A Wireless Application Service Provider (WASP) is a company that provides a number of services to the public. In SA, all of the big service providers such as MTN and Vodacom have partnered with many WASPs that specialise in various services or deliver some kind of mobile content.
The problem here is that these big service providers don’t really seem to have a handle on things, and all too often we’ll find that a third-party WASP has conned people into subscribing to really expensive services. If you don’t catch it in time, you could be billed up to R7 a day for a service you don’t use, didn’t agree to join and probably don’t even know about.
The procedure to end these subscriptions is different for each network, and sometimes it becomes a little bit tricky. Let’s take a look at how to stop them, how to spot them and why the network providers are facing an uphill battle.
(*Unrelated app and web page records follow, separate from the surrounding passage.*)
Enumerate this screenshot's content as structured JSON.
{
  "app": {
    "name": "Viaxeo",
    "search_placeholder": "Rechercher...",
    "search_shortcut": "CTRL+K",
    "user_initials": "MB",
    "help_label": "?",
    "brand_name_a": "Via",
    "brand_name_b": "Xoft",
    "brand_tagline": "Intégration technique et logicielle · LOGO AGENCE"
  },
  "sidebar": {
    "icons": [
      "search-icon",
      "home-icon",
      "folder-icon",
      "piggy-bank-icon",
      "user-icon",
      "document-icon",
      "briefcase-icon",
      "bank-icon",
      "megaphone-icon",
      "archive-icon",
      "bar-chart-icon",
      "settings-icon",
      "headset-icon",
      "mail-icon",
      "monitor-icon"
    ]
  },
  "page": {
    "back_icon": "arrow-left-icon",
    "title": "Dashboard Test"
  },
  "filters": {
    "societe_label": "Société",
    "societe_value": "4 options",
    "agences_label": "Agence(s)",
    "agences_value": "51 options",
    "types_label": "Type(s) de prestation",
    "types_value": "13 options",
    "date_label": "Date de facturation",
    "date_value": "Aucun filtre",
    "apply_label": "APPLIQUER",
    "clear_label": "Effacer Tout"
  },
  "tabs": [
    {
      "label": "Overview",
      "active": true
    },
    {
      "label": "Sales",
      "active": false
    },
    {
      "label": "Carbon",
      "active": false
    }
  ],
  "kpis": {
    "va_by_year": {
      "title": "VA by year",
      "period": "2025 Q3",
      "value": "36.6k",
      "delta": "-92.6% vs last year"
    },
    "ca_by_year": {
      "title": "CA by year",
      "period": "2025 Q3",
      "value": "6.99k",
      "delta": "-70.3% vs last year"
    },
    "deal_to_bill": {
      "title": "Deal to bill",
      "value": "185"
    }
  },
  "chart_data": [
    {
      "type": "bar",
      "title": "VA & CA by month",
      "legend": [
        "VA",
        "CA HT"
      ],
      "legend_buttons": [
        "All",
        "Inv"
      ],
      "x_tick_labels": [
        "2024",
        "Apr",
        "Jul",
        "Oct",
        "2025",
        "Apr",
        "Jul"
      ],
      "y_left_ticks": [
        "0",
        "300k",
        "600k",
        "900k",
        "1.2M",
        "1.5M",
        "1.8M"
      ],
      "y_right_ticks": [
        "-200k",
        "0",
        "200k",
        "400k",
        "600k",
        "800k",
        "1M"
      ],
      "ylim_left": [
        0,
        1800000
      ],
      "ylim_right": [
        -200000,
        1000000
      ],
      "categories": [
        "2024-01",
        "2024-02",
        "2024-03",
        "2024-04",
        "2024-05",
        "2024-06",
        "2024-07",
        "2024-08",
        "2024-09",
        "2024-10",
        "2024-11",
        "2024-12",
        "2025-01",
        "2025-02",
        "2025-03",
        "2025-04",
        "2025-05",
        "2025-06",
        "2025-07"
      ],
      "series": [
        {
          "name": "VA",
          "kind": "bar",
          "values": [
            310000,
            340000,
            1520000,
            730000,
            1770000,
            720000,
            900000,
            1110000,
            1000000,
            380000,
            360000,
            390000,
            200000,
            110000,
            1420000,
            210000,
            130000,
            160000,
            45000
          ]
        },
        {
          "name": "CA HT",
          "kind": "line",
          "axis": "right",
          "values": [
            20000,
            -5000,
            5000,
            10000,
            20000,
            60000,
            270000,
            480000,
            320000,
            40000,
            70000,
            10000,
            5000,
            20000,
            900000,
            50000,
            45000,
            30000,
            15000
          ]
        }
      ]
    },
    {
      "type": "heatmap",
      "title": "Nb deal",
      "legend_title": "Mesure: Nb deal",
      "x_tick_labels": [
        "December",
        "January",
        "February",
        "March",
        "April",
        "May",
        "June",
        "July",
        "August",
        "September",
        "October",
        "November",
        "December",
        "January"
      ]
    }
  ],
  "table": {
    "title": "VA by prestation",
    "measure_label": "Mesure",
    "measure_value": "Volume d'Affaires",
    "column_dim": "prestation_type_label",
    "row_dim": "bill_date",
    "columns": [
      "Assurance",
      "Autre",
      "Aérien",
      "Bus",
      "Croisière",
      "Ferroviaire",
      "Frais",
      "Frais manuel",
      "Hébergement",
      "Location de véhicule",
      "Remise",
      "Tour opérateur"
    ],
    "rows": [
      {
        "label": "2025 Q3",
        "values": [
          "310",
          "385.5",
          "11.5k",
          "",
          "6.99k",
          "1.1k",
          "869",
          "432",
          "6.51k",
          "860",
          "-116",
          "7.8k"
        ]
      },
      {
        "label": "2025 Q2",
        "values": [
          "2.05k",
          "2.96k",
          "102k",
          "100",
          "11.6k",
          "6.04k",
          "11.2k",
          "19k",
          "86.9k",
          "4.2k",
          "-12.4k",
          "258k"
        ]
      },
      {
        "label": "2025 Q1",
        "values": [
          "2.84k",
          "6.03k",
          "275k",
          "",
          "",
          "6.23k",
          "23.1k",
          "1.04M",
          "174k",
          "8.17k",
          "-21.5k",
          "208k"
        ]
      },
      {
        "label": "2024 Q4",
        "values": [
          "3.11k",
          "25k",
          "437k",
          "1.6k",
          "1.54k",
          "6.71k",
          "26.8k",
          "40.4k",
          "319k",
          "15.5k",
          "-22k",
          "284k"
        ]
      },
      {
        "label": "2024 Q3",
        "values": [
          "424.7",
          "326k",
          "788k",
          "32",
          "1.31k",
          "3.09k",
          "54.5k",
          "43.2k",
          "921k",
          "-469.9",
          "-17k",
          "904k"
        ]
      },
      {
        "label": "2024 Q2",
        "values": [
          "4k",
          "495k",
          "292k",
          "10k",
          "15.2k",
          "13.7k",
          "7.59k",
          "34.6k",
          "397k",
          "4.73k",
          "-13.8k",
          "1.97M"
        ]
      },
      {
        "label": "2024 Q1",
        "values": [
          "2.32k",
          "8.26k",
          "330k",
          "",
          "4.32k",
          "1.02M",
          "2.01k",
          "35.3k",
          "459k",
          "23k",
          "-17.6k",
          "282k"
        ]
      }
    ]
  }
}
A couple of years ago, network providers began to roll out double opt-in systems for WASPs in an effort to reduce complaints of fraud. Prior to this, subscribers had no way of preventing WASPs from debiting from their cellular accounts or unsubscribing from unsolicited services.
Many of these services are – plainly put – complete scams that swindle users into subscribing to something they don’t want. Without knowing it, people could find themselves signed up for anything from music streaming to adult content.
One of the ways in which these WASPs trick you into subscribing is an opt-in prompt created to look like an age gate. An age gate, for those who don’t know, is commonly found on websites that contain age restricted content such as trailers for movies or video games or pornography.
The age gate takes the form of a prompt asking whether you’re over the age of 18 or not.
Now, the double opt-in systems implemented by network providers are supposed to alert the user via SMS and In-Browser Confirmation Dialogue that they are about to subscribe to a service. Only once this process is complete, and agreed to, will the network provide the WASP with your contact number.
Unfortunately, users often confuse these opt-in notifications with an age gate and automatically click Confirm. Before you know it, you’ve unwittingly subscribed.
In order to combat this, network providers such as Vodacom have since changed the Confirm button on the opt-in prompt to Subscribe.
As it is with so many things these days, most of it comes down to a lack of attention. In other words, think before you click.
It’s important to keep your wits about you when exploring the big bad internet, particularly with your phone. Give very careful thought to any prompt requesting your cell number and read banners and links thoroughly before clicking on them.
It’s also smart to check your statements for any content charges, or if you’re on prepaid keep an eye on your airtime balance.
While many of us no longer make use of SMS on a daily basis, it’s also important to pay attention to those which we receive from our network providers. A good indication that you’ve just subscribed to something is when you see the word Welcome.
Sometimes, as was recently the case with an MTN customer who contacted MyBroadband, the network will have little or no control over a third-party WASP and will have to identify and contact that WASP and request termination of your subscription. This could take a number of days, and it shines a large spotlight on a couple of glaring security issues.
In general though, every network should allow you to view and manage your subscriptions through a special USSD menu, and you have the option of manually unsubscribing from each unwanted service in turn, or all at once. We’ll go through each major network procedure below, as provided by WASPA.
Your Vodacom request to delete all WASP service has been logged.
You should then receive a confirmation message for each service you have been unsubscribed from:
You have been unsubscribed from ‘SERVICE’ with effect from ‘DATE’.
Unfortunately, you have to contact the Telkom Mobile call centre to cancel any subscriptions. Call Telkom Mobile on 180 or email email@example.com.
If you have reason to believe that you have been fraudulently signed up to a subscription service and wish to file a complaint, it is best to contact the Wireless Access Service Providers’ Association (WASPA). You can follow this link for directions on how best to direct your complaint.